Speaking at GCR Live Brussels last week, Hansberry Tomkiel partner Dorothy Hansberry-Bieguńska questioned a provision in the EU’s proposed whistleblower directive that instructs employees to first use their company’s own internal system for reporting offences.
The new directive, when it comes into force, will require companies with a certain number of employees or amount of revenue to set up a confidential internal reporting system for wrongdoing.
“The wording [of the directive] is the whistleblower should first use this internal system in the company to report wrongdoing unless there is no system, or unless it would not be reasonable to use such a system because of the violation,” Hansberry-Bieguńska said.
However, the directive contains no requirement for the internal reporting system to be anonymous, only that it should be confidential, she noted.
Hansberry-Bieguńska said it “doesn’t make sense” for a whistleblower to first go through his company. In the case of cartel conduct, “a fair amount of the time it’s by high-up management, and it doesn't really make sense to me for a whistleblower to be going through his company’s channels to report,” she said.
In April, the European Commission presented its whistleblower proposal to the Parliament and Council. The proposed changes include a guaranteed presumption of innocence, right of defence for the accused, and steps to ensure a whistleblower's identity is protected.
Speaking alongside Hansberry-Bieguńska, Allen & Overy partner Christian Bayart said if the proposal goes ahead, it would be a significant step in harmonising the approach to whistleblowers across Europe. The protection offered to whistleblowers in Europe is “patchy”, he said, with some jurisdictions giving a high degree of protection, and others none at all.
Bayart said whistleblowing policies under strict scrutiny from privacy authorities have been implemented in Europe, and the “legal framework” remains unclear. “The commission proposal would really be a cultural shift,” he said.
DG Comp also launched a new programme last year that allows whistleblowers to remain anonymous by accepting encrypted, anonymous messages through an external service provider.
Hansberry-Bieguńska and Bayart were speaking alongside Baker McKenzie partner Creighton Macy.

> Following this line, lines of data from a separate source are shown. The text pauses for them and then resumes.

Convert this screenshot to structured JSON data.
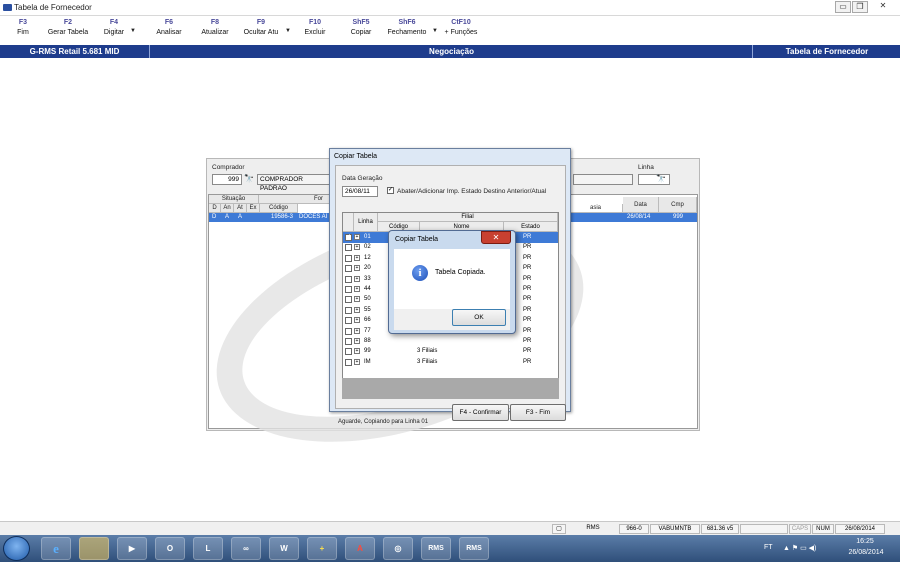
{
  "window": {
    "title": "Tabela de Fornecedor",
    "minimize": "▭",
    "restore": "❐",
    "close": "✕"
  },
  "toolbar": [
    {
      "key": "F3",
      "label": "Fim"
    },
    {
      "key": "F2",
      "label": "Gerar Tabela"
    },
    {
      "key": "F4",
      "label": "Digitar",
      "dropdown": true
    },
    {
      "key": "F6",
      "label": "Analisar"
    },
    {
      "key": "F8",
      "label": "Atualizar"
    },
    {
      "key": "F9",
      "label": "Ocultar Atu",
      "dropdown": true
    },
    {
      "key": "F10",
      "label": "Excluir"
    },
    {
      "key": "ShF5",
      "label": "Copiar"
    },
    {
      "key": "ShF6",
      "label": "Fechamento",
      "dropdown": true
    },
    {
      "key": "CtF10",
      "label": "+ Funções"
    }
  ],
  "header": {
    "left": "G-RMS Retail 5.681 MID",
    "center": "Negociação",
    "right": "Tabela de Fornecedor"
  },
  "main": {
    "comprador_label": "Comprador",
    "comprador_code": "999",
    "comprador_name": "COMPRADOR PADRAO",
    "linha_label": "Linha",
    "situacao_header": "Situação",
    "fornecedor_header_partial": "For",
    "col_d": "D",
    "col_an": "An",
    "col_at": "At",
    "col_ex": "Ex",
    "col_codigo": "Código",
    "col_data": "Data",
    "col_cmp": "Cmp",
    "col_asia_partial": "asia",
    "row": {
      "d": "D",
      "an": "A",
      "at": "A",
      "codigo": "19586-3",
      "nome": "DOCES AI",
      "data": "26/08/14",
      "cmp": "999"
    }
  },
  "copy_dialog": {
    "title": "Copiar Tabela",
    "data_geracao_label": "Data Geração",
    "data_geracao_value": "26/08/11",
    "abater_label": "Abater/Adicionar Imp. Estado Destino Anterior/Atual",
    "col_linha": "Linha",
    "col_filial": "Filial",
    "col_codigo": "Código",
    "col_nome": "Nome",
    "col_estado": "Estado",
    "rows": [
      {
        "checked": true,
        "linha": "01",
        "nome": "3 Filiais",
        "estado": "PR"
      },
      {
        "checked": false,
        "linha": "02",
        "nome": "",
        "estado": "PR"
      },
      {
        "checked": false,
        "linha": "12",
        "nome": "",
        "estado": "PR"
      },
      {
        "checked": false,
        "linha": "20",
        "nome": "",
        "estado": "PR"
      },
      {
        "checked": false,
        "linha": "33",
        "nome": "",
        "estado": "PR"
      },
      {
        "checked": false,
        "linha": "44",
        "nome": "",
        "estado": "PR"
      },
      {
        "checked": false,
        "linha": "50",
        "nome": "",
        "estado": "PR"
      },
      {
        "checked": false,
        "linha": "55",
        "nome": "",
        "estado": "PR"
      },
      {
        "checked": false,
        "linha": "66",
        "nome": "",
        "estado": "PR"
      },
      {
        "checked": false,
        "linha": "77",
        "nome": "",
        "estado": "PR"
      },
      {
        "checked": false,
        "linha": "88",
        "nome": "",
        "estado": "PR"
      },
      {
        "checked": false,
        "linha": "99",
        "nome": "3 Filiais",
        "estado": "PR"
      },
      {
        "checked": false,
        "linha": "IM",
        "nome": "3 Filiais",
        "estado": "PR"
      }
    ],
    "status_text": "Aguarde, Copiando para Linha 01",
    "confirm_button": "F4 - Confirmar",
    "end_button": "F3 - Fim"
  },
  "message_box": {
    "title": "Copiar Tabela",
    "text": "Tabela Copiada.",
    "ok_button": "OK",
    "icon": "information-icon"
  },
  "statusbar": {
    "rms": "RMS",
    "code": "966-0",
    "user": "VABUMNTB",
    "version": "681.36 v5",
    "caps": "CAPS",
    "num": "NUM",
    "date": "26/08/2014"
  },
  "taskbar": {
    "apps": [
      "ie-icon",
      "explorer-icon",
      "media-player-icon",
      "outlook-icon",
      "lync-icon",
      "network-icon",
      "word-icon",
      "medical-icon",
      "acrobat-icon",
      "globe-icon",
      "rms-icon",
      "rms-icon"
    ],
    "rms_label": "RMS",
    "lang": "FT",
    "time": "16:25",
    "date": "26/08/2014"
  },
  "colors": {
    "header_blue": "#1e3c8c",
    "selection_blue": "#3e7ad6",
    "taskbar": "#2f4f7a"
  }
}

The panel was moderated by Peters & Peters partner Jasvinder Nakhwal.
The GCR Live 10th annual Brussels conference on “the bigger picture” concluded last week.